(Given data Opens)

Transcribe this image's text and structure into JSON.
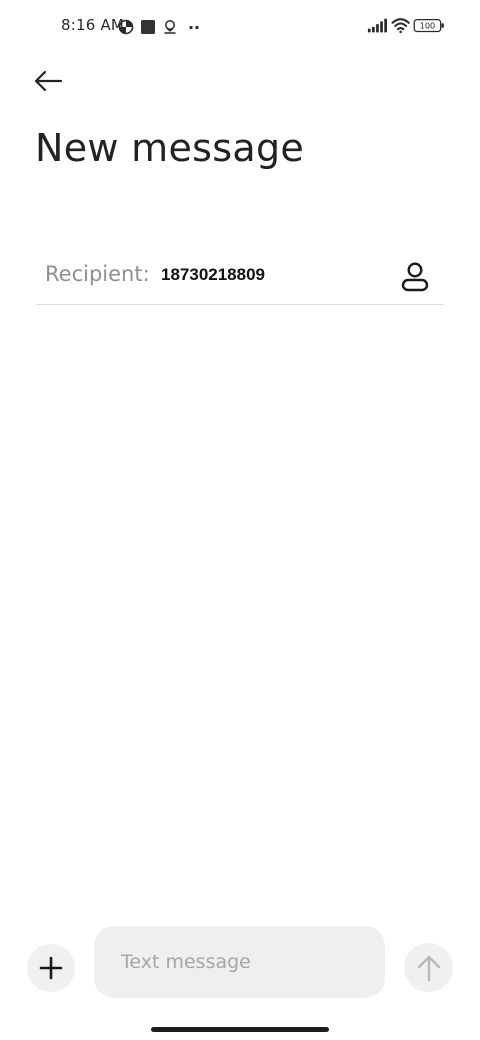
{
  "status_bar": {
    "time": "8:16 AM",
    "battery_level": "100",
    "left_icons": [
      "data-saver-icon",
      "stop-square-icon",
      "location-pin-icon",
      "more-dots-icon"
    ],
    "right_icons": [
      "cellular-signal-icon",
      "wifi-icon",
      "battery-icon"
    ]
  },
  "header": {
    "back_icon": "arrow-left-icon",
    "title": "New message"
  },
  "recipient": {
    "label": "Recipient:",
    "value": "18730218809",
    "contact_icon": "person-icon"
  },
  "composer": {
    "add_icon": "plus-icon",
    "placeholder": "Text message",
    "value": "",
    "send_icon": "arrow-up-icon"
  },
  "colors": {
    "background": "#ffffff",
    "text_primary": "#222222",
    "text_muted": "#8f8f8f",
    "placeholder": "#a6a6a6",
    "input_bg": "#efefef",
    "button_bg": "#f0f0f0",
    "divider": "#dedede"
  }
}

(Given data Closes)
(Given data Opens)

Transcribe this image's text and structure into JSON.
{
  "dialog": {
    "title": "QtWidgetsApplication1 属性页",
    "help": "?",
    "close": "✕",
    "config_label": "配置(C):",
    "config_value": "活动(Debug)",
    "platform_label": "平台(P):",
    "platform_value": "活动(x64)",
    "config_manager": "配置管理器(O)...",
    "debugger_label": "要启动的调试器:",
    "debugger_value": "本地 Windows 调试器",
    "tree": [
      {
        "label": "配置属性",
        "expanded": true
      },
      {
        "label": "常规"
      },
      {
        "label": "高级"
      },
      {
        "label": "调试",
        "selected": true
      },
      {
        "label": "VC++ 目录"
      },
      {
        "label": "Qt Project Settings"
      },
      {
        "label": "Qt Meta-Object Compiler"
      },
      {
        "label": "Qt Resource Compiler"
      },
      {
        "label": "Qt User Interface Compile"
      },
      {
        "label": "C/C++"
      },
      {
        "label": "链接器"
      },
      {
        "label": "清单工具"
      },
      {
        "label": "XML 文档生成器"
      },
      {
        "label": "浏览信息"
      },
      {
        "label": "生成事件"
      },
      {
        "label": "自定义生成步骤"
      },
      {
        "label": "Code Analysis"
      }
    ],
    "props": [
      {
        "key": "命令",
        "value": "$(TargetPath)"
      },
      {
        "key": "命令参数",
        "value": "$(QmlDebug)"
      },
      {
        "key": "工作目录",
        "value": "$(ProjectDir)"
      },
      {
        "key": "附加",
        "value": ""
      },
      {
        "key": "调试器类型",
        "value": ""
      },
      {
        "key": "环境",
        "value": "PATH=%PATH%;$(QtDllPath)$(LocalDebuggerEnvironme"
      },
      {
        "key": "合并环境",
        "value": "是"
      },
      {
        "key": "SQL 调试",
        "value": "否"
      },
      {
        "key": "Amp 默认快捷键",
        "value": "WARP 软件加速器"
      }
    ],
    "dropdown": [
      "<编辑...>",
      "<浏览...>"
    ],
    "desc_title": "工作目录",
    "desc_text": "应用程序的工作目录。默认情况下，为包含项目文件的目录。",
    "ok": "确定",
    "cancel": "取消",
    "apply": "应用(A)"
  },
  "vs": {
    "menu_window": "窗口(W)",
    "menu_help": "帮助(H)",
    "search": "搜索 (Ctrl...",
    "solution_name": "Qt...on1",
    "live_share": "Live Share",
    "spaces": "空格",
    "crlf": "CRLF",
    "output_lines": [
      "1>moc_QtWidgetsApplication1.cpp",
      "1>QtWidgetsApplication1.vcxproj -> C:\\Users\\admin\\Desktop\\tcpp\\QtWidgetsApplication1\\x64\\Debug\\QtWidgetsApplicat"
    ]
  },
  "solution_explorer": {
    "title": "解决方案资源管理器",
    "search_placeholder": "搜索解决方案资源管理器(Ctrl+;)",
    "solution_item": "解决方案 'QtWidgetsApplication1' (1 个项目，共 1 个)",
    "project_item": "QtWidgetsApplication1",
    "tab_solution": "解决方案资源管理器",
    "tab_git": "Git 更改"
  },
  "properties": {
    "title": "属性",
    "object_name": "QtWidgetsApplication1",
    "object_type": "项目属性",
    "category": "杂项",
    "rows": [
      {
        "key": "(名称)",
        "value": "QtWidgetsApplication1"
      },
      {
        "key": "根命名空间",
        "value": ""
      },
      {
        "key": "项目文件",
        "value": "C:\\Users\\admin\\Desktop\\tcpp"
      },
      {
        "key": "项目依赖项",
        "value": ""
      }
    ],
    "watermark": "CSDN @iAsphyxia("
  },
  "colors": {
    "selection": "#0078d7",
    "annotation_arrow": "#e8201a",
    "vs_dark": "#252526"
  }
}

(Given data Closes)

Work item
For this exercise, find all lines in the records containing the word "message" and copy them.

Solution to the exercise
    "title": "New message"
    "placeholder": "Text message",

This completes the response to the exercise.